Grayson stared at the door for a long time, long after Lord Irving had left. He did not know what to do. He could not turn away and allow Dinah to marry Lord Irving, especially when it would be against her will. But neither did he have the money with which to pay Lord Irving! The debt in itself was a heavy amount, and whilst the money was now available to him, he could not simply go in and ask for more – for two times that amount! That would bring him close to ruin and put the estate in danger. Closing his eyes, Grayson let his head fall forward as he felt the old familiar sting of shame darken his eyes again. He had done this. He had been the one to put the estate in danger in the first place and had he not been so brazen, so foolish, and so utterly without sense, then mayhap none of this would have happened.
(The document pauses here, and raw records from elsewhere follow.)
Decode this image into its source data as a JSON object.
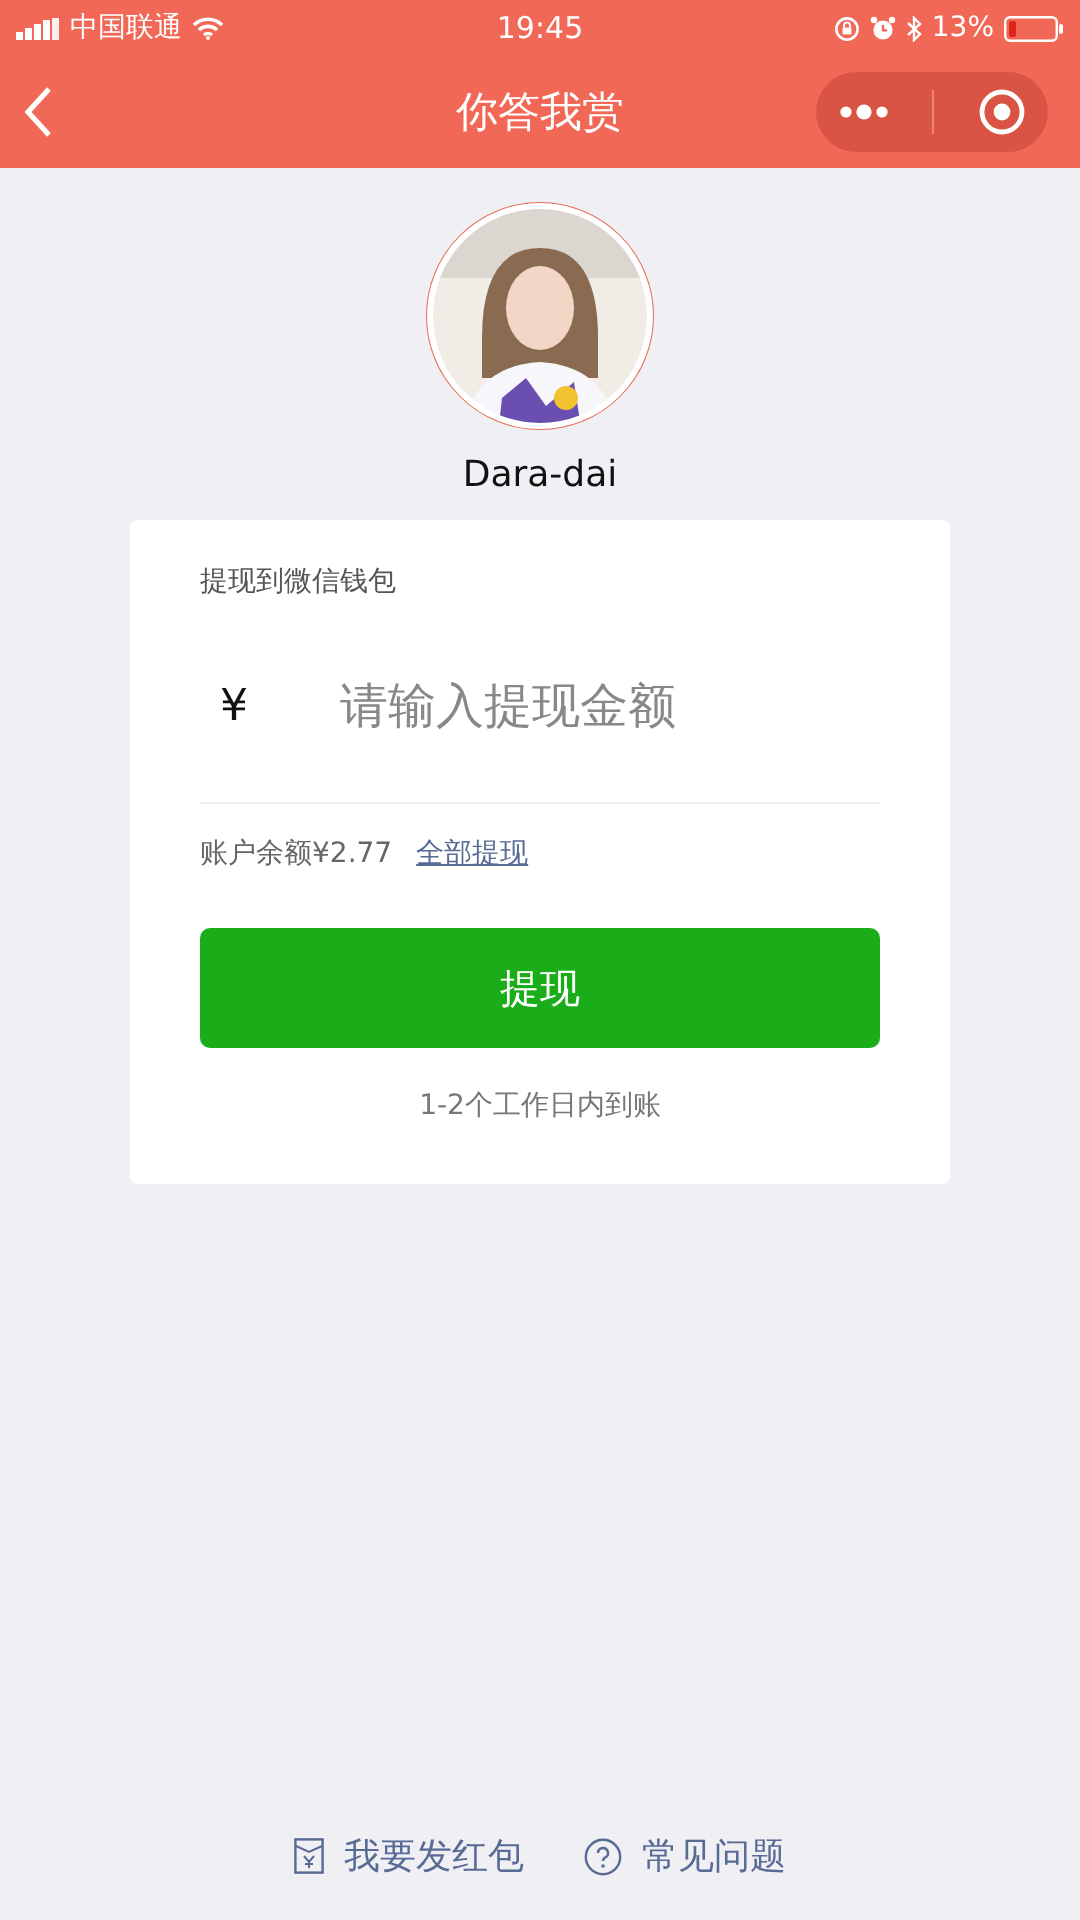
{
  "status_bar": {
    "carrier": "中国联通",
    "time": "19:45",
    "battery": "13%"
  },
  "nav_bar": {
    "title": "你答我赏"
  },
  "profile": {
    "name": "Dara-dai"
  },
  "withdraw_card": {
    "heading": "提现到微信钱包",
    "currency": "¥",
    "amount_placeholder": "请输入提现金额",
    "balance": "账户余额¥2.77",
    "withdraw_all_link": "全部提现",
    "submit_button": "提现",
    "note": "1-2个工作日内到账"
  },
  "footer_links": [
    {
      "kind": "red-packet",
      "label": "我要发红包"
    },
    {
      "kind": "help",
      "label": "常见问题"
    }
  ]
}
He did not see the door being pushed ajar, did not see the pair of blue eyes looking in at him. Nor did he see how her face was whiter than ever before, her hand at her mouth as her gaze remained fixed upon his bent form.

“I will not,” he muttered aloud, turning so that both hands were resting on the back of the chair, dropping his head and trying to find some sort of answer to what seemed to be an impossible situation. “I will not allow her to go with him.”